  The captain looked at Panainos, who looked back, his eyes wide open. After a moment he shook his head emphatically.
  ‘No,’ he said. ‘I have no idea what it means.’ … He snapped the tablet shut and handed it to the captain. …
  ‘So what was going on?’ Themis asked. ‘Was Molon going to arrange for me to hear a voice at the Oracle that was pretending to be my father?’
  ‘Many people believe that all the voices heard at the Oracle are false,’ said the captain as he got up.
  ‘That’s what it looks like,’ said Panainos. 

The second instance is later, when Themis is at Olympia. His father, who had died the previous winter, had asked another uncle to arrange for Themis to visit an Oracle on a certain day. The Oracle is in a cave similar to this one on the Akropolis in Athens.

  Behind the screen was another narrow entrance. A greenish glow came from the cave beyond. In the centre of the cave sat a hooded figure muffled in pale robes, swaying and murmuring. Themis could not tell whether the seer was male or female. The light seemed to come from a boulder at the back of the cave.
  The priest led Themis to stand close enough to be touched by the figure. A dull drum began to beat and a flute played long, single notes in an echoing melody. The walls of the cave glistened with crystals.
  The priest spoke clearly but quietly. ‘Themistokles, son of Kallistos is here. He comes to ask Mighty Zeus for his blessing and for his help in his trials and endeavours. He comes at the behest of his father, who is now with the multitudes in Hades. He comes to know that which Zeus expects of him and how he should achieve it.’
  The drum and music went on, but the light became dimmer and greener. The robed figure swayed more vigorously and its mumbling grew louder. …
  Themis felt slightly sick and began to shiver in spite of the cloak. The figure groaned loudly and sat still, stiff with tension. A breeze lifted the corner of its robes and brushed Themis’ hands and cheeks. ... The priest readied his writing tools.
  ‘When the boy with two heads,’ whispered the seer hoarsely, ‘wins without a fight, Athena will pay her dues.’
  As the priest wrote this down, the figure began to fall towards them, drawing tight, rasping breaths.
  Two men in black that Themis had not noticed glided forward from beside the doorway. One politely moved Themis and the priest out of the way and the other caught the seer before he – or she – hit the floor.
  The first man whispered to the priest. ‘Do you need interpretation?’
  ‘Thank you,’ said the priest quietly. ‘The words are quite clear.’
  Themis’ teeth were chattering.

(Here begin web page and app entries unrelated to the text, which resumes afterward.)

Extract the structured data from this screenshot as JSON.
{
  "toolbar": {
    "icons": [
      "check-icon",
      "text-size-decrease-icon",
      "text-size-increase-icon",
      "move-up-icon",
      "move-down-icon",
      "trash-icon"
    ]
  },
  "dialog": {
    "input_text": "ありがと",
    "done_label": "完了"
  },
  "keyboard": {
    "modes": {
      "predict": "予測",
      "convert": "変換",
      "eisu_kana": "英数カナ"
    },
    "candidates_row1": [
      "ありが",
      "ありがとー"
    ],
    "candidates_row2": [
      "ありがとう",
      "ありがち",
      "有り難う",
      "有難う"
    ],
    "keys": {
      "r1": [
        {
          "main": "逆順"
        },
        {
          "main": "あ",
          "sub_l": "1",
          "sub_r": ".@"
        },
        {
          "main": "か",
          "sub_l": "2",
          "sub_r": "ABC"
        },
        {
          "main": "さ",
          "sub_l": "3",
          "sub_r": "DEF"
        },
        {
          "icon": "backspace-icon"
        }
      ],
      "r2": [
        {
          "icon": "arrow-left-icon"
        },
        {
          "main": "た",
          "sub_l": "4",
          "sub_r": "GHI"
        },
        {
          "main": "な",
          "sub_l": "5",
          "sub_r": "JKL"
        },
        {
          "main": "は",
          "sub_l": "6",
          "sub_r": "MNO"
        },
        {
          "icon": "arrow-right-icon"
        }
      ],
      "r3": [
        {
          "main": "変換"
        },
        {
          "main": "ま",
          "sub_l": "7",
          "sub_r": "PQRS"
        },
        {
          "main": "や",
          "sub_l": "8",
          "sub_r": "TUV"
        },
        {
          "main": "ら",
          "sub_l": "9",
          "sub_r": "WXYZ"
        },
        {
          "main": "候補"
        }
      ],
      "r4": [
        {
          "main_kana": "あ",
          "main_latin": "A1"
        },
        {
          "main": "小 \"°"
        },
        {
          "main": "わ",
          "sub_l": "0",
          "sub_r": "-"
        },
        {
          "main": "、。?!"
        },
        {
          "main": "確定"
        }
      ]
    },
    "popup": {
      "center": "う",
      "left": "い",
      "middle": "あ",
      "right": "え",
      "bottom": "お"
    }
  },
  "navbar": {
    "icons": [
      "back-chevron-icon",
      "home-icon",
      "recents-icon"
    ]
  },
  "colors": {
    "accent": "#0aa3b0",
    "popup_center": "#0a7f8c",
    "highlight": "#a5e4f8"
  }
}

The seer began to jerk and groan as they turned and left. The music had stopped.

These contacts with the Underworld of gods and ghosts are known as chthonic or kthonic, from the ancient Greek word for the earth (as opposed to sky). They pervaded most facets of life then, it seems. We don't have the same reverence now, but we still like to create those shivers down our spines, especially in Young Adult fiction ...

Enjoy this special night!

No comments:

Post a Comment